Repeat the entries exactly. Leave nothing out.
════════════════════
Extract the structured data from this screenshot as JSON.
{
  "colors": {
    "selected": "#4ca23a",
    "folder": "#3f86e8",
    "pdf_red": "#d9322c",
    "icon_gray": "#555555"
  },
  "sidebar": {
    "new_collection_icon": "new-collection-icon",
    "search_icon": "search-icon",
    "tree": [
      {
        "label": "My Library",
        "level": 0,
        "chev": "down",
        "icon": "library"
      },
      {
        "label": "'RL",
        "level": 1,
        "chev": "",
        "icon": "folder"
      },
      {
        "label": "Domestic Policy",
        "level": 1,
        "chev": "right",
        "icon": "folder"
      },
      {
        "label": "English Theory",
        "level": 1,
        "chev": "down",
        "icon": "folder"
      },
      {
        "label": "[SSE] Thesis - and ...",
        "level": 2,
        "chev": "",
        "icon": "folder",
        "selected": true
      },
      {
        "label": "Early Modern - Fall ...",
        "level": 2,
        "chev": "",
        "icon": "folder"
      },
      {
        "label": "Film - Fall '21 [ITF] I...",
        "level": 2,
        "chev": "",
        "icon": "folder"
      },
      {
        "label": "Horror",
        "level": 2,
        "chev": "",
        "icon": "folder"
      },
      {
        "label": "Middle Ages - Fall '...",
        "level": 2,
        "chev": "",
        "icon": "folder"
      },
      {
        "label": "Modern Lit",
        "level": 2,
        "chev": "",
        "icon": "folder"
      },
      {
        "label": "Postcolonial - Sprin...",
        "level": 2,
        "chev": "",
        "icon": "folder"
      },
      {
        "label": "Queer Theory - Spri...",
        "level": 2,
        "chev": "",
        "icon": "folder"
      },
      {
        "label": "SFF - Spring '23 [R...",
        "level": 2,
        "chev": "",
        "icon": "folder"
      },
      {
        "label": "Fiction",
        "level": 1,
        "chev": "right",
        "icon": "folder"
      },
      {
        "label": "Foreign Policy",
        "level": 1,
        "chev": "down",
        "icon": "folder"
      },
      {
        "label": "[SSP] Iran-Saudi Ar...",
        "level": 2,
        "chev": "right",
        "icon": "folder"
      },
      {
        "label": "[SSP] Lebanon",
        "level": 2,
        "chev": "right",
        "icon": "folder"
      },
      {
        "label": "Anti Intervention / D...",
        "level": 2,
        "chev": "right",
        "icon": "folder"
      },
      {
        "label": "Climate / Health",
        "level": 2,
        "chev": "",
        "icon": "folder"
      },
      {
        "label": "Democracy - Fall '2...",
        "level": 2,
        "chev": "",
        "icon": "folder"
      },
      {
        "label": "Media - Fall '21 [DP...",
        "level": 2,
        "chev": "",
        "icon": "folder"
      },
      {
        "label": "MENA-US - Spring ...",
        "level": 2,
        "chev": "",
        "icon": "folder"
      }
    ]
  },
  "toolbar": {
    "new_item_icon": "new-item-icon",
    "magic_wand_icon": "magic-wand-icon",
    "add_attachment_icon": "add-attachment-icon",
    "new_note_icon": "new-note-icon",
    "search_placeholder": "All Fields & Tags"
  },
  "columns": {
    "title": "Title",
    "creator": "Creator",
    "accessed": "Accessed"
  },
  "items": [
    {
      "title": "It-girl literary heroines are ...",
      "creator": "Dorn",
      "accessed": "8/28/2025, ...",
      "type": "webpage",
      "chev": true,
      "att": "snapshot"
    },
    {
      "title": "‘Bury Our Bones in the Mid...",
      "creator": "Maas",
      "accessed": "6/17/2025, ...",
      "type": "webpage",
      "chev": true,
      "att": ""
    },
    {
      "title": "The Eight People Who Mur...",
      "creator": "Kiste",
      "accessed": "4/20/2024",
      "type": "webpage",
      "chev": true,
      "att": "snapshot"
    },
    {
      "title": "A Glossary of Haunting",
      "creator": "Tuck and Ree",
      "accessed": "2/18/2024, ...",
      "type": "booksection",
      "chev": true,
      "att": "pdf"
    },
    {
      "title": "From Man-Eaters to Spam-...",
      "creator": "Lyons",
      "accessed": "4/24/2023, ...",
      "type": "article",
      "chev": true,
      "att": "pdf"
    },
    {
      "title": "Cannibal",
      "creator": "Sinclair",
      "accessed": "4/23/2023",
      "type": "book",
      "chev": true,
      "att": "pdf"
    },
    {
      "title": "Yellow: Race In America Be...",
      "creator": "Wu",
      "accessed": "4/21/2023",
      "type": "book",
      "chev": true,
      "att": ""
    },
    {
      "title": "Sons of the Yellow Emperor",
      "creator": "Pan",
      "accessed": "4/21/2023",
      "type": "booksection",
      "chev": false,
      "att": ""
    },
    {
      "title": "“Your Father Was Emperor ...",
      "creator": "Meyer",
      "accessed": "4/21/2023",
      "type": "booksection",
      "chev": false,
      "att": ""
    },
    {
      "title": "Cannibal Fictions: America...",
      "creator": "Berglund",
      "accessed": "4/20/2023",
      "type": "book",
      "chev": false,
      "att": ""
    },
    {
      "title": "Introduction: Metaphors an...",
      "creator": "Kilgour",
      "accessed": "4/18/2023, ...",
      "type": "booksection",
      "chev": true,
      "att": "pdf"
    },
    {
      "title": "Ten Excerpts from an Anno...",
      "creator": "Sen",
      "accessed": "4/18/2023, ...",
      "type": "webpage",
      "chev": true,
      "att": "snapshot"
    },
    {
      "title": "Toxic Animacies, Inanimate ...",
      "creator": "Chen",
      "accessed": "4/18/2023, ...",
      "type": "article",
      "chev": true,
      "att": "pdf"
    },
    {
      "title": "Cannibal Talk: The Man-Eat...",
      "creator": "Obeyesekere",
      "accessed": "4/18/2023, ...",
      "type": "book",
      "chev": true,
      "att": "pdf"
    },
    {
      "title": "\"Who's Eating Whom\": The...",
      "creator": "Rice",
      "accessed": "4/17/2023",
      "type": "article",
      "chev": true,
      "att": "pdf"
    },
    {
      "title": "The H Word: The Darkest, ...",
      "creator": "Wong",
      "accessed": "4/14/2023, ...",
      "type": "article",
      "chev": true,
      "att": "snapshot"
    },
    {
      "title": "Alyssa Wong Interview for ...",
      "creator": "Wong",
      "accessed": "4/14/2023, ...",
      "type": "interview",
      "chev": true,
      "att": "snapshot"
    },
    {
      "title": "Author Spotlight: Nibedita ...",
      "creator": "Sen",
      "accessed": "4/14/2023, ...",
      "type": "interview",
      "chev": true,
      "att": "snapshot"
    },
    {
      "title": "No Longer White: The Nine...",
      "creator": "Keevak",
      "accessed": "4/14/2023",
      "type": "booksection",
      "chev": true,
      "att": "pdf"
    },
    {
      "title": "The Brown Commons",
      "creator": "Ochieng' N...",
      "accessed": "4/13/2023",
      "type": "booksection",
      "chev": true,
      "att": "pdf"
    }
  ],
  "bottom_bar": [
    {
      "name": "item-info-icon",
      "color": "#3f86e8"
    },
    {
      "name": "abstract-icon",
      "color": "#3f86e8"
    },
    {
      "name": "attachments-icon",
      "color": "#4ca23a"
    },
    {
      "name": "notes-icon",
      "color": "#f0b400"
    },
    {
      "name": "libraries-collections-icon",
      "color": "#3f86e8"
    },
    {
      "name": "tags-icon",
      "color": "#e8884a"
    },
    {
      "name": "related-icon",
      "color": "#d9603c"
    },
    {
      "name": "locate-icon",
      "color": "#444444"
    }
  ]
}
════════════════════
* **Completed task**:
Extract the structured data from this screenshot as JSON.
{
  "colors": {
    "selected": "#4ca23a",
    "folder": "#3f86e8",
    "pdf_red": "#d9322c",
    "icon_gray": "#555555"
  },
  "sidebar": {
    "new_collection_icon": "new-collection-icon",
    "search_icon": "search-icon",
    "tree": [
      {
        "label": "My Library",
        "level": 0,
        "chev": "down",
        "icon": "library"
      },
      {
        "label": "'RL",
        "level": 1,
        "chev": "",
        "icon": "folder"
      },
      {
        "label": "Domestic Policy",
        "level": 1,
        "chev": "right",
        "icon": "folder"
      },
      {
        "label": "English Theory",
        "level": 1,
        "chev": "down",
        "icon": "folder"
      },
      {
        "label": "[SSE] Thesis - and ...",
        "level": 2,
        "chev": "",
        "icon": "folder",
        "selected": true
      },
      {
        "label": "Early Modern - Fall ...",
        "level": 2,
        "chev": "",
        "icon": "folder"
      },
      {
        "label": "Film - Fall '21 [ITF] I...",
        "level": 2,
        "chev": "",
        "icon": "folder"
      },
      {
        "label": "Horror",
        "level": 2,
        "chev": "",
        "icon": "folder"
      },
      {
        "label": "Middle Ages - Fall '...",
        "level": 2,
        "chev": "",
        "icon": "folder"
      },
      {
        "label": "Modern Lit",
        "level": 2,
        "chev": "",
        "icon": "folder"
      },
      {
        "label": "Postcolonial - Sprin...",
        "level": 2,
        "chev": "",
        "icon": "folder"
      },
      {
        "label": "Queer Theory - Spri...",
        "level": 2,
        "chev": "",
        "icon": "folder"
      },
      {
        "label": "SFF - Spring '23 [R...",
        "level": 2,
        "chev": "",
        "icon": "folder"
      },
      {
        "label": "Fiction",
        "level": 1,
        "chev": "right",
        "icon": "folder"
      },
      {
        "label": "Foreign Policy",
        "level": 1,
        "chev": "down",
        "icon": "folder"
      },
      {
        "label": "[SSP] Iran-Saudi Ar...",
        "level": 2,
        "chev": "right",
        "icon": "folder"
      },
      {
        "label": "[SSP] Lebanon",
        "level": 2,
        "chev": "right",
        "icon": "folder"
      },
      {
        "label": "Anti Intervention / D...",
        "level": 2,
        "chev": "right",
        "icon": "folder"
      },
      {
        "label": "Climate / Health",
        "level": 2,
        "chev": "",
        "icon": "folder"
      },
      {
        "label": "Democracy - Fall '2...",
        "level": 2,
        "chev": "",
        "icon": "folder"
      },
      {
        "label": "Media - Fall '21 [DP...",
        "level": 2,
        "chev": "",
        "icon": "folder"
      },
      {
        "label": "MENA-US - Spring ...",
        "level": 2,
        "chev": "",
        "icon": "folder"
      }
    ]
  },
  "toolbar": {
    "new_item_icon": "new-item-icon",
    "magic_wand_icon": "magic-wand-icon",
    "add_attachment_icon": "add-attachment-icon",
    "new_note_icon": "new-note-icon",
    "search_placeholder": "All Fields & Tags"
  },
  "columns": {
    "title": "Title",
    "creator": "Creator",
    "accessed": "Accessed"
  },
  "items": [
    {
      "title": "It-girl literary heroines are ...",
      "creator": "Dorn",
      "accessed": "8/28/2025, ...",
      "type": "webpage",
      "chev": true,
      "att": "snapshot"
    },
    {
      "title": "‘Bury Our Bones in the Mid...",
      "creator": "Maas",
      "accessed": "6/17/2025, ...",
      "type": "webpage",
      "chev": true,
      "att": ""
    },
    {
      "title": "The Eight People Who Mur...",
      "creator": "Kiste",
      "accessed": "4/20/2024",
      "type": "webpage",
      "chev": true,
      "att": "snapshot"
    },
    {
      "title": "A Glossary of Haunting",
      "creator": "Tuck and Ree",
      "accessed": "2/18/2024, ...",
      "type": "booksection",
      "chev": true,
      "att": "pdf"
    },
    {
      "title": "From Man-Eaters to Spam-...",
      "creator": "Lyons",
      "accessed": "4/24/2023, ...",
      "type": "article",
      "chev": true,
      "att": "pdf"
    },
    {
      "title": "Cannibal",
      "creator": "Sinclair",
      "accessed": "4/23/2023",
      "type": "book",
      "chev": true,
      "att": "pdf"
    },
    {
      "title": "Yellow: Race In America Be...",
      "creator": "Wu",
      "accessed": "4/21/2023",
      "type": "book",
      "chev": true,
      "att": ""
    },
    {
      "title": "Sons of the Yellow Emperor",
      "creator": "Pan",
      "accessed": "4/21/2023",
      "type": "booksection",
      "chev": false,
      "att": ""
    },
    {
      "title": "“Your Father Was Emperor ...",
      "creator": "Meyer",
      "accessed": "4/21/2023",
      "type": "booksection",
      "chev": false,
      "att": ""
    },
    {
      "title": "Cannibal Fictions: America...",
      "creator": "Berglund",
      "accessed": "4/20/2023",
      "type": "book",
      "chev": false,
      "att": ""
    },
    {
      "title": "Introduction: Metaphors an...",
      "creator": "Kilgour",
      "accessed": "4/18/2023, ...",
      "type": "booksection",
      "chev": true,
      "att": "pdf"
    },
    {
      "title": "Ten Excerpts from an Anno...",
      "creator": "Sen",
      "accessed": "4/18/2023, ...",
      "type": "webpage",
      "chev": true,
      "att": "snapshot"
    },
    {
      "title": "Toxic Animacies, Inanimate ...",
      "creator": "Chen",
      "accessed": "4/18/2023, ...",
      "type": "article",
      "chev": true,
      "att": "pdf"
    },
    {
      "title": "Cannibal Talk: The Man-Eat...",
      "creator": "Obeyesekere",
      "accessed": "4/18/2023, ...",
      "type": "book",
      "chev": true,
      "att": "pdf"
    },
    {
      "title": "\"Who's Eating Whom\": The...",
      "creator": "Rice",
      "accessed": "4/17/2023",
      "type": "article",
      "chev": true,
      "att": "pdf"
    },
    {
      "title": "The H Word: The Darkest, ...",
      "creator": "Wong",
      "accessed": "4/14/2023, ...",
      "type": "article",
      "chev": true,
      "att": "snapshot"
    },
    {
      "title": "Alyssa Wong Interview for ...",
      "creator": "Wong",
      "accessed": "4/14/2023, ...",
      "type": "interview",
      "chev": true,
      "att": "snapshot"
    },
    {
      "title": "Author Spotlight: Nibedita ...",
      "creator": "Sen",
      "accessed": "4/14/2023, ...",
      "type": "interview",
      "chev": true,
      "att": "snapshot"
    },
    {
      "title": "No Longer White: The Nine...",
      "creator": "Keevak",
      "accessed": "4/14/2023",
      "type": "booksection",
      "chev": true,
      "att": "pdf"
    },
    {
      "title": "The Brown Commons",
      "creator": "Ochieng' N...",
      "accessed": "4/13/2023",
      "type": "booksection",
      "chev": true,
      "att": "pdf"
    }
  ],
  "bottom_bar": [
    {
      "name": "item-info-icon",
      "color": "#3f86e8"
    },
    {
      "name": "abstract-icon",
      "color": "#3f86e8"
    },
    {
      "name": "attachments-icon",
      "color": "#4ca23a"
    },
    {
      "name": "notes-icon",
      "color": "#f0b400"
    },
    {
      "name": "libraries-collections-icon",
      "color": "#3f86e8"
    },
    {
      "name": "tags-icon",
      "color": "#e8884a"
    },
    {
      "name": "related-icon",
      "color": "#d9603c"
    },
    {
      "name": "locate-icon",
      "color": "#444444"
    }
  ]
}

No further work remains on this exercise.